As I say, let my children have music. Jazz – The way it has been handled in the past – stifles them so that they believe only in the trumpet, trombone, saxophone, maybe a flute now and then or a clarinet. But it is not enough. I think it is time our children were raised to think they can play bassoon, oboe, English horn, French horn, full percussion, violin, cello. The results would be – well the Philharmonic would not be the only answer then. If we so-called jazz musicians who are the composers, the spontaneous composers, started including these instruments in our music, it would open everything up, it would get rid of prejudice because the musicianship would be so high in caliber that they symphony couldn’t refuse us.
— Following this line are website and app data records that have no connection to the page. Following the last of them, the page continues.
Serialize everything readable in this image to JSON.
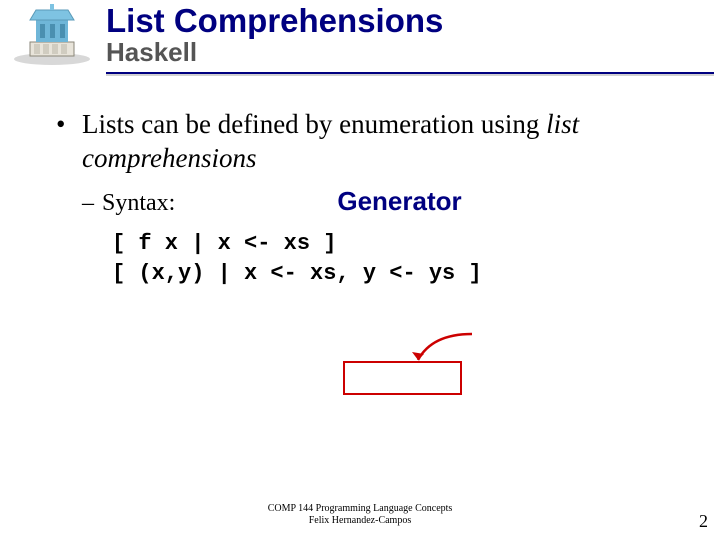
{
  "header": {
    "title": "List Comprehensions",
    "subtitle": "Haskell"
  },
  "bullet": {
    "text_plain": "Lists can be defined by enumeration using ",
    "text_italic": "list comprehensions"
  },
  "sub": {
    "label": "Syntax:",
    "callout": "Generator"
  },
  "code": {
    "line1": "[ f x | x <- xs ]",
    "line2": "[ (x,y) | x <- xs, y <- ys ]"
  },
  "footer": {
    "line1": "COMP 144 Programming Language Concepts",
    "line2": "Felix Hernandez-Campos"
  },
  "page": "2"
}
In fact, who wants to be in the symphony anyway, nowadays? If you stop and take note of what jazz has done, and the kind of musicianship which has developed from each instrument, it becomes obvious that it has made each player a virtuoso.
In this album, Mingus practiced what he was preaching. Several of the songs on the album, including the two (The Shoes of the Fisherman’s Wife are Some Jive-Ass Slippers and The Chill of Death) heard tonight, are scored for configurations of ten woodwinds (ranging from piccolos to contra-bass clarinets), brass which includes French horns (and notably so), and a bass section that includes six basses and a cello. Just as the instrumentation is aggressive, so is the performance, with two or three soloists sometimes soloing over each other. The first half of The Chill of Death revolves around the recitation of a poem that is rather Poe-ish in its subject (I do not know the writer, but I assume that it was Mingus), before turning to an instrumental. Mingus wrote in his liner notes about wanting to build new tall buildings in music. Well, “tall buildings in music” can’t get much taller than this.